───── PROVIDED MATERIAL ─────

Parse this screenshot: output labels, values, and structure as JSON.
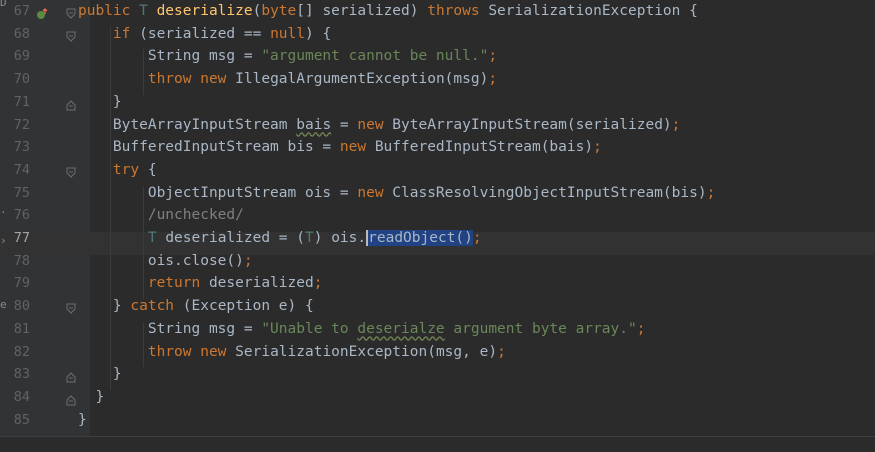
{
  "editor": {
    "current_line": "77",
    "left_strip": [
      "D",
      "·",
      "›",
      "er"
    ],
    "lines": [
      {
        "num": "67",
        "fold": "open",
        "marker": "override",
        "tokens": [
          {
            "t": "public ",
            "c": "kw"
          },
          {
            "t": "T ",
            "c": "ty2"
          },
          {
            "t": "deserialize",
            "c": "fn"
          },
          {
            "t": "(",
            "c": ""
          },
          {
            "t": "byte",
            "c": "kw"
          },
          {
            "t": "[] serialized) ",
            "c": ""
          },
          {
            "t": "throws ",
            "c": "kw"
          },
          {
            "t": "SerializationException {",
            "c": ""
          }
        ]
      },
      {
        "num": "68",
        "fold": "open",
        "tokens": [
          {
            "t": "    "
          },
          {
            "t": "if ",
            "c": "kw"
          },
          {
            "t": "(serialized == "
          },
          {
            "t": "null",
            "c": "kw"
          },
          {
            "t": ") {"
          }
        ]
      },
      {
        "num": "69",
        "fold": "",
        "tokens": [
          {
            "t": "        String msg = "
          },
          {
            "t": "\"argument cannot be null.\"",
            "c": "str"
          },
          {
            "t": ";",
            "c": "kw"
          }
        ]
      },
      {
        "num": "70",
        "fold": "",
        "tokens": [
          {
            "t": "        "
          },
          {
            "t": "throw new ",
            "c": "kw"
          },
          {
            "t": "IllegalArgumentException(msg)"
          },
          {
            "t": ";",
            "c": "kw"
          }
        ]
      },
      {
        "num": "71",
        "fold": "close",
        "tokens": [
          {
            "t": "    }"
          }
        ]
      },
      {
        "num": "72",
        "fold": "",
        "tokens": [
          {
            "t": "    ByteArrayInputStream "
          },
          {
            "t": "bais",
            "c": "warn"
          },
          {
            "t": " = "
          },
          {
            "t": "new ",
            "c": "kw"
          },
          {
            "t": "ByteArrayInputStream(serialized)"
          },
          {
            "t": ";",
            "c": "kw"
          }
        ]
      },
      {
        "num": "73",
        "fold": "",
        "tokens": [
          {
            "t": "    BufferedInputStream bis = "
          },
          {
            "t": "new ",
            "c": "kw"
          },
          {
            "t": "BufferedInputStream(bais)"
          },
          {
            "t": ";",
            "c": "kw"
          }
        ]
      },
      {
        "num": "74",
        "fold": "open",
        "tokens": [
          {
            "t": "    "
          },
          {
            "t": "try ",
            "c": "kw"
          },
          {
            "t": "{"
          }
        ]
      },
      {
        "num": "75",
        "fold": "",
        "tokens": [
          {
            "t": "        ObjectInputStream ois = "
          },
          {
            "t": "new ",
            "c": "kw"
          },
          {
            "t": "ClassResolvingObjectInputStream(bis)"
          },
          {
            "t": ";",
            "c": "kw"
          }
        ]
      },
      {
        "num": "76",
        "fold": "",
        "tokens": [
          {
            "t": "        "
          },
          {
            "t": "/unchecked/",
            "c": "cm"
          }
        ]
      },
      {
        "num": "77",
        "fold": "",
        "tokens": [
          {
            "t": "        "
          },
          {
            "t": "T ",
            "c": "ty2"
          },
          {
            "t": "deserialized = ("
          },
          {
            "t": "T",
            "c": "ty2"
          },
          {
            "t": ") ois."
          },
          {
            "t": "readObject()",
            "c": "sel"
          },
          {
            "t": ";",
            "c": "kw"
          }
        ]
      },
      {
        "num": "78",
        "fold": "",
        "tokens": [
          {
            "t": "        ois.close()"
          },
          {
            "t": ";",
            "c": "kw"
          }
        ]
      },
      {
        "num": "79",
        "fold": "",
        "tokens": [
          {
            "t": "        "
          },
          {
            "t": "return ",
            "c": "kw"
          },
          {
            "t": "deserialized"
          },
          {
            "t": ";",
            "c": "kw"
          }
        ]
      },
      {
        "num": "80",
        "fold": "open",
        "tokens": [
          {
            "t": "    } "
          },
          {
            "t": "catch ",
            "c": "kw"
          },
          {
            "t": "(Exception e) {"
          }
        ]
      },
      {
        "num": "81",
        "fold": "",
        "tokens": [
          {
            "t": "        String msg = "
          },
          {
            "t": "\"Unable to ",
            "c": "str"
          },
          {
            "t": "deserialze",
            "c": "str warn"
          },
          {
            "t": " argument byte array.\"",
            "c": "str"
          },
          {
            "t": ";",
            "c": "kw"
          }
        ]
      },
      {
        "num": "82",
        "fold": "",
        "tokens": [
          {
            "t": "        "
          },
          {
            "t": "throw new ",
            "c": "kw"
          },
          {
            "t": "SerializationException(msg, e)"
          },
          {
            "t": ";",
            "c": "kw"
          }
        ]
      },
      {
        "num": "83",
        "fold": "close",
        "tokens": [
          {
            "t": "    }"
          }
        ]
      },
      {
        "num": "84",
        "fold": "close",
        "tokens": [
          {
            "t": "  }"
          }
        ]
      },
      {
        "num": "85",
        "fold": "",
        "tokens": [
          {
            "t": "}"
          }
        ]
      }
    ]
  }
}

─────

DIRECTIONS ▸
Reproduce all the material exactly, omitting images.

PROBLEM SOLUTION ▸
Parse this screenshot: output labels, values, and structure as JSON.
{
  "editor": {
    "current_line": "77",
    "left_strip": [
      "D",
      "·",
      "›",
      "er"
    ],
    "lines": [
      {
        "num": "67",
        "fold": "open",
        "marker": "override",
        "tokens": [
          {
            "t": "public ",
            "c": "kw"
          },
          {
            "t": "T ",
            "c": "ty2"
          },
          {
            "t": "deserialize",
            "c": "fn"
          },
          {
            "t": "(",
            "c": ""
          },
          {
            "t": "byte",
            "c": "kw"
          },
          {
            "t": "[] serialized) ",
            "c": ""
          },
          {
            "t": "throws ",
            "c": "kw"
          },
          {
            "t": "SerializationException {",
            "c": ""
          }
        ]
      },
      {
        "num": "68",
        "fold": "open",
        "tokens": [
          {
            "t": "    "
          },
          {
            "t": "if ",
            "c": "kw"
          },
          {
            "t": "(serialized == "
          },
          {
            "t": "null",
            "c": "kw"
          },
          {
            "t": ") {"
          }
        ]
      },
      {
        "num": "69",
        "fold": "",
        "tokens": [
          {
            "t": "        String msg = "
          },
          {
            "t": "\"argument cannot be null.\"",
            "c": "str"
          },
          {
            "t": ";",
            "c": "kw"
          }
        ]
      },
      {
        "num": "70",
        "fold": "",
        "tokens": [
          {
            "t": "        "
          },
          {
            "t": "throw new ",
            "c": "kw"
          },
          {
            "t": "IllegalArgumentException(msg)"
          },
          {
            "t": ";",
            "c": "kw"
          }
        ]
      },
      {
        "num": "71",
        "fold": "close",
        "tokens": [
          {
            "t": "    }"
          }
        ]
      },
      {
        "num": "72",
        "fold": "",
        "tokens": [
          {
            "t": "    ByteArrayInputStream "
          },
          {
            "t": "bais",
            "c": "warn"
          },
          {
            "t": " = "
          },
          {
            "t": "new ",
            "c": "kw"
          },
          {
            "t": "ByteArrayInputStream(serialized)"
          },
          {
            "t": ";",
            "c": "kw"
          }
        ]
      },
      {
        "num": "73",
        "fold": "",
        "tokens": [
          {
            "t": "    BufferedInputStream bis = "
          },
          {
            "t": "new ",
            "c": "kw"
          },
          {
            "t": "BufferedInputStream(bais)"
          },
          {
            "t": ";",
            "c": "kw"
          }
        ]
      },
      {
        "num": "74",
        "fold": "open",
        "tokens": [
          {
            "t": "    "
          },
          {
            "t": "try ",
            "c": "kw"
          },
          {
            "t": "{"
          }
        ]
      },
      {
        "num": "75",
        "fold": "",
        "tokens": [
          {
            "t": "        ObjectInputStream ois = "
          },
          {
            "t": "new ",
            "c": "kw"
          },
          {
            "t": "ClassResolvingObjectInputStream(bis)"
          },
          {
            "t": ";",
            "c": "kw"
          }
        ]
      },
      {
        "num": "76",
        "fold": "",
        "tokens": [
          {
            "t": "        "
          },
          {
            "t": "/unchecked/",
            "c": "cm"
          }
        ]
      },
      {
        "num": "77",
        "fold": "",
        "tokens": [
          {
            "t": "        "
          },
          {
            "t": "T ",
            "c": "ty2"
          },
          {
            "t": "deserialized = ("
          },
          {
            "t": "T",
            "c": "ty2"
          },
          {
            "t": ") ois."
          },
          {
            "t": "readObject()",
            "c": "sel"
          },
          {
            "t": ";",
            "c": "kw"
          }
        ]
      },
      {
        "num": "78",
        "fold": "",
        "tokens": [
          {
            "t": "        ois.close()"
          },
          {
            "t": ";",
            "c": "kw"
          }
        ]
      },
      {
        "num": "79",
        "fold": "",
        "tokens": [
          {
            "t": "        "
          },
          {
            "t": "return ",
            "c": "kw"
          },
          {
            "t": "deserialized"
          },
          {
            "t": ";",
            "c": "kw"
          }
        ]
      },
      {
        "num": "80",
        "fold": "open",
        "tokens": [
          {
            "t": "    } "
          },
          {
            "t": "catch ",
            "c": "kw"
          },
          {
            "t": "(Exception e) {"
          }
        ]
      },
      {
        "num": "81",
        "fold": "",
        "tokens": [
          {
            "t": "        String msg = "
          },
          {
            "t": "\"Unable to ",
            "c": "str"
          },
          {
            "t": "deserialze",
            "c": "str warn"
          },
          {
            "t": " argument byte array.\"",
            "c": "str"
          },
          {
            "t": ";",
            "c": "kw"
          }
        ]
      },
      {
        "num": "82",
        "fold": "",
        "tokens": [
          {
            "t": "        "
          },
          {
            "t": "throw new ",
            "c": "kw"
          },
          {
            "t": "SerializationException(msg, e)"
          },
          {
            "t": ";",
            "c": "kw"
          }
        ]
      },
      {
        "num": "83",
        "fold": "close",
        "tokens": [
          {
            "t": "    }"
          }
        ]
      },
      {
        "num": "84",
        "fold": "close",
        "tokens": [
          {
            "t": "  }"
          }
        ]
      },
      {
        "num": "85",
        "fold": "",
        "tokens": [
          {
            "t": "}"
          }
        ]
      }
    ]
  }
}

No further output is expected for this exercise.